I did not, however, have the strength of conviction to liquidate all of my holdings and purchase vast stocks of something guaranteed to hold its value in any calamity, such as rare single malt Scotch.

(From “Stocks, Euro Tumble on Debt Concern; S&P 500 Losses Limited – Bloomberg.com“, via .)

May 5, 2010   1 Comment

Goldman sucks

Law professor Ann Althouse has an appreciation for words and imagery—one of the reasons I read every post at her site—but I wonder about this derivation. There is no doubt that soak does derive from a word originally meaning suck, but I don’t think that the following necessarily holds true:

But the old expression “soak the rich” was not originally based on an image of dunking the rich in a vat of water or other liquid or somehow hosing them down or otherwise wetting them. The original etymology of “soak” is “suck.” So “soak the rich” is more like suck the rich dry.

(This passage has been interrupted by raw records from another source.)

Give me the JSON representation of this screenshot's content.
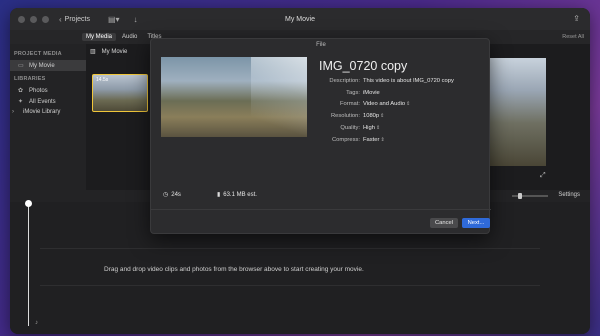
{
  "window": {
    "title": "My Movie",
    "projects_label": "Projects"
  },
  "toolbar": {
    "tabs": [
      {
        "label": "My Media",
        "active": true
      },
      {
        "label": "Audio",
        "active": false
      },
      {
        "label": "Titles",
        "active": false
      }
    ],
    "reset_all": "Reset All"
  },
  "sidebar": {
    "project_media_header": "PROJECT MEDIA",
    "project_item": "My Movie",
    "libraries_header": "LIBRARIES",
    "items": [
      {
        "label": "Photos",
        "icon": "photos-icon"
      },
      {
        "label": "All Events",
        "icon": "star-icon"
      },
      {
        "label": "iMovie Library",
        "icon": "chevron-right-icon"
      }
    ]
  },
  "browser": {
    "title": "My Movie",
    "clip_duration": "14.5s"
  },
  "viewbar": {
    "settings_label": "Settings"
  },
  "timeline": {
    "placeholder": "Drag and drop video clips and photos from the browser above to start creating your movie."
  },
  "dialog": {
    "title": "File",
    "name": "IMG_0720 copy",
    "fields": [
      {
        "label": "Description:",
        "value": "This video is about IMG_0720 copy",
        "dropdown": false
      },
      {
        "label": "Tags:",
        "value": "iMovie",
        "dropdown": false
      },
      {
        "label": "Format:",
        "value": "Video and Audio",
        "dropdown": true
      },
      {
        "label": "Resolution:",
        "value": "1080p",
        "dropdown": true
      },
      {
        "label": "Quality:",
        "value": "High",
        "dropdown": true
      },
      {
        "label": "Compress:",
        "value": "Faster",
        "dropdown": true
      }
    ],
    "duration": "24s",
    "size": "63.1 MB est.",
    "cancel_label": "Cancel",
    "next_label": "Next..."
  }
}
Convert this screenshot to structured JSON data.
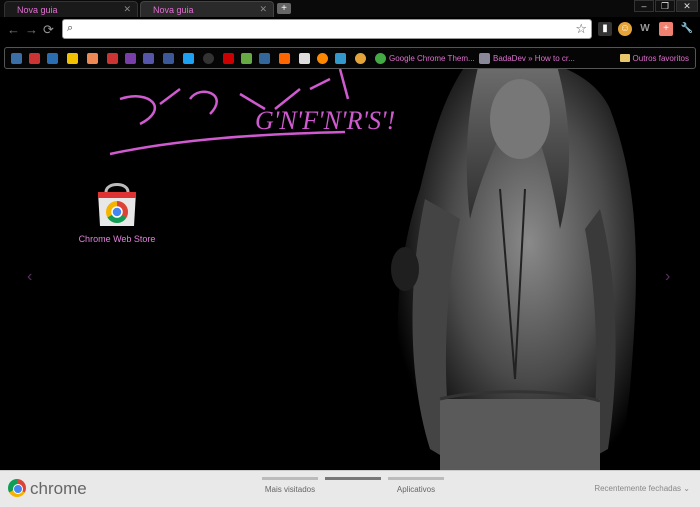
{
  "tabs": [
    {
      "label": "Nova guia",
      "active": true
    },
    {
      "label": "Nova guia",
      "active": false
    }
  ],
  "omnibox": {
    "value": "",
    "placeholder": ""
  },
  "bookmarks": [
    {
      "label": "Google Chrome Them..."
    },
    {
      "label": "BadaDev » How to cr..."
    }
  ],
  "other_bookmarks": "Outros favoritos",
  "artwork_text": "G'N'F'N'R'S'!",
  "apps": [
    {
      "label": "Chrome Web Store"
    }
  ],
  "footer": {
    "brand": "chrome",
    "sections": [
      "Mais visitados",
      "Aplicativos"
    ],
    "recent": "Recentemente fechadas"
  },
  "colors": {
    "accent": "#e070d0",
    "background": "#000000",
    "footer": "#e9e9e9"
  }
}
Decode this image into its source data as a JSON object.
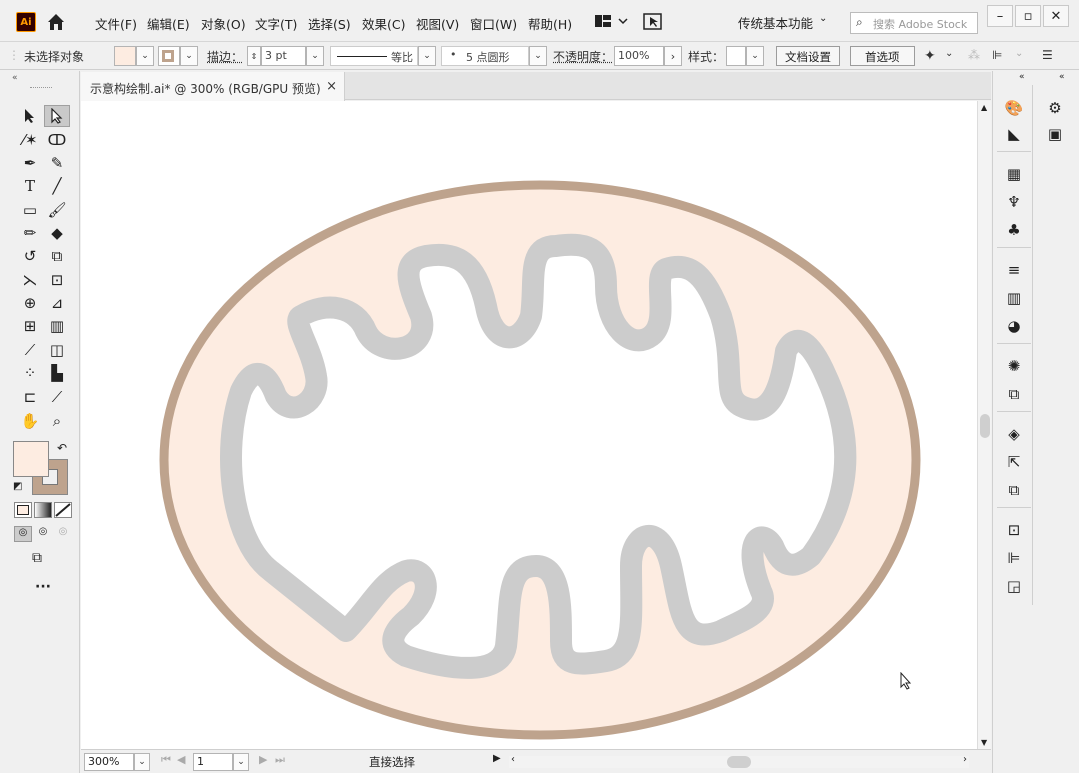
{
  "app": {
    "logo_text": "Ai",
    "menus": [
      "文件(F)",
      "编辑(E)",
      "对象(O)",
      "文字(T)",
      "选择(S)",
      "效果(C)",
      "视图(V)",
      "窗口(W)",
      "帮助(H)"
    ],
    "workspace": "传统基本功能",
    "search_placeholder": "搜索 Adobe Stock"
  },
  "control_bar": {
    "selection_label": "未选择对象",
    "stroke_label": "描边：",
    "stroke_value": "3 pt",
    "stroke_style": "等比",
    "brush_label": "5 点圆形",
    "opacity_label": "不透明度：",
    "opacity_value": "100%",
    "style_label": "样式：",
    "doc_setup_button": "文档设置",
    "prefs_button": "首选项"
  },
  "document": {
    "tab_title": "示意构绘制.ai* @ 300% (RGB/GPU 预览)",
    "close": "×"
  },
  "status": {
    "zoom": "300%",
    "artboard": "1",
    "tool_name": "直接选择"
  },
  "colors": {
    "fill": "#fdece1",
    "stroke": "#bea38d",
    "outer_membrane": "#bea38d",
    "membrane_fill": "#fdece1",
    "inner_membrane": "#cccccc",
    "canvas": "#ffffff"
  },
  "tools": [
    "selection-tool",
    "direct-selection-tool",
    "magic-wand-tool",
    "lasso-tool",
    "pen-tool",
    "curvature-tool",
    "type-tool",
    "line-tool",
    "rectangle-tool",
    "paintbrush-tool",
    "pencil-tool",
    "eraser-tool",
    "rotate-tool",
    "scale-tool",
    "width-tool",
    "free-transform-tool",
    "shape-builder-tool",
    "perspective-grid-tool",
    "mesh-tool",
    "gradient-tool",
    "eyedropper-tool",
    "blend-tool",
    "symbol-sprayer-tool",
    "column-graph-tool",
    "artboard-tool",
    "slice-tool",
    "hand-tool",
    "zoom-tool"
  ],
  "right_panels": [
    "color-icon",
    "color-guide-icon",
    "swatches-icon",
    "brushes-icon",
    "symbols-icon",
    "stroke-icon",
    "gradient-icon",
    "transparency-icon",
    "appearance-icon",
    "graphic-styles-icon",
    "layers-icon",
    "export-icon",
    "artboards-icon",
    "transform-icon",
    "align-icon",
    "pathfinder-icon"
  ]
}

There is no mention of when the word soak completely lost its sucky sense, but the first use in the sense of overcharge was in 1895. It seems likely to me that the proto-Germanic sense was completely lost by 1895, so I expect there is a different explanation for this idiom.

The original post, by the way, is about the profanities used in the Senate hearings on Goldman Sachs. I saw excerpts of this hearing on the news. I think that there is plenty of room for argument about how to design and impose rules to prevent over-leveraged investment firms from wiping out the global economy, but I am amazed (truly amazed, not in the sarcastic sense) that the members of the pertinent rule making body, the Senate of the United States, appeared to comprehend banking, savings and investing at a junior high school home economics level. Truly disturbing. So it’s hard not to enjoy the irony of the lead inquisitor being unmasked as voting for the very bill deregulating the firms he wishes to hoist.

In the end, I don’t think that the regulations will matter, in the sense of achieving their designers’ desired effect. Thanks to advances in mathematical modeling, assisted by computerized trades and global financial markets, the smart money is getting exponentially smarter. The demons have jumped out the box, and they’re not going to be persuaded back in by a few rules. I think we end up in a world with some unimaginably strange currencies being swapped trillions of times a day by ghosts.

(From “Althouse: “In an angry hearing peppered with shouts and potty talk, Goldman Sachs brass doggedly insisted Tuesday they have no regrets about dubious mortgage deals that soaked investors.”)

April 30, 2010   Comments Off

Greece and the Euro

From Megan McArdle, links to a couple of articles on the sovereign debt crisis, and how it all played out last time around. It’s worthwhile to read as many of these as you can stomach—the Yves Smith article is especially good.

The Great Depression was composed of two separate panics. As you can see from contemporary accounts–and I highly recommend that anyone who is interested in the Great Depression read the archives of that blog along with Benjamin Roth’s diary of the Great Depression–in 1930 people thought they’d seen the worst of things.

I’ve felt since the stock market started to rebound in the middle of last year that we were just passing through the eye of the storm. If I were a more active investor I might have taken some medium-to-long term short positions on… everything.

(From “Greece and the Euro: Going, Going . . . “, via Instapundit.)

April 29, 2010   Comments Off